After two years of fighting over its water supply, the small northern California town of Weed is celebrating a small victory as Roseburg Forest Products has dropped its lawsuit against nine citizens and agreed to pay their legal fees.
These individuals, who make up the group Water for Citizens of Weed, California (WCWC), were sued after speaking out against the Springfield-based timber company’s efforts to control their local water source.
Although the free speech of Weed citizens is preserved, the war isn’t over yet.
The fight began in 2017, when Roseburg tried to take ownership of Beaughan Spring — which originates out of nearby Mount Shasta — claiming they have a right to sell the spring water to Crystal Geyser for bottling and shipping to Japan. The spring has provided water to Weed for 110 years.
When Weed residents spoke out against this, Roseburg fought back with a lawsuit against the nine residents, a group that includes three former mayors of the city and one standing city council member. One member of the WCWC is 93 years old, and several others are in their 80s. Roseburg also sued the city of Weed, which racked up legal costs upwards of $600,000.
Initially, Roseburg’s lawsuit against WCWC in December 2017 was thrown out under California’s anti-SLAPP law (Strategic Lawsuits Against Public Participation), a free-speech law that protects citizens from being sued to censor or intimidate. Roseburg decided to appeal.
Bruce Shoemaker, one of the nine citizens in the lawsuit, says there was no legitimate reason to sue people for speaking out. He says all the individuals named signed affidavits before the hearing in December 2017 affirming they had no personal interest in the water and were only fighting for the city’s control of it.
He says Roseburg could have accepted the affidavits and dropped it then, but the company decided it wanted to go through with the appeal.

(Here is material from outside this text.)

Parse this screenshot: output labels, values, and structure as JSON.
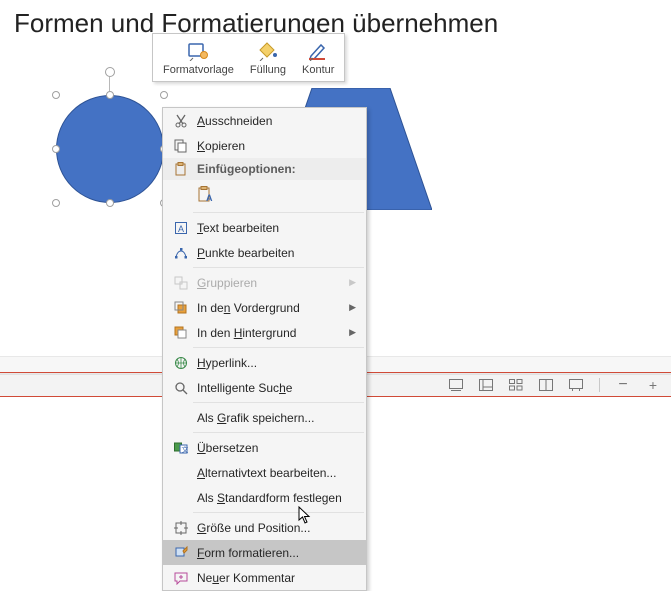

“Our attorneys consider it to be malicious prosecution or harassment,” Shoemaker says. “It is unethical and it very well may be illegal.”
Roseburg officials were unavailable for comment.
Almost two years later, Roseburg dropped the appeal against the lawsuit. In conceding, Roseburg is paying all of the legal fees owed by WCWC.
The other lawsuit, against the city of Weed, was settled in August, Shoemaker says, when Weed gave up its claim on the right to the water. He explains the city is small and economically challenged with a population of around 2,700 people. If the city had won, he says, Roseburg most likely would have appealed the verdict.
“The city didn’t have the resources to do that,” Shoemaker says. “When you have a big company that’s well resourced, its difficult to fight against it.”
Shoemaker describes the WCWC victory as bittersweet, because the issue of the water supply still isn’t resolved. The city has turned around and filed for eminent domain — a law that gives a government the right to take private property and convert it for public use. The Fifth Amendment provides that governments may only enact this power if they provide fair compensation to land owners.
“I think for our community, I’m hopeful the domain proceedings will be fairly straight forward,” Shoemaker says. He hopes Roseburg will not ask an excessive price for water. The city, he says, has invested millions of dollars in the water system, so he hopes there will be a fair price.
The group also has the option of pursuing legal action against Roseburg, citing malicious prosecution. Shoemaker says they haven’t decided if they are pursuing legal actions, but are keeping their options open.
As Weed continues to find compromises and solutions to having access to their main water supply, Shoemaker says it isn’t the only city facing the privatization of water sources.
And it certainly won’t be the last.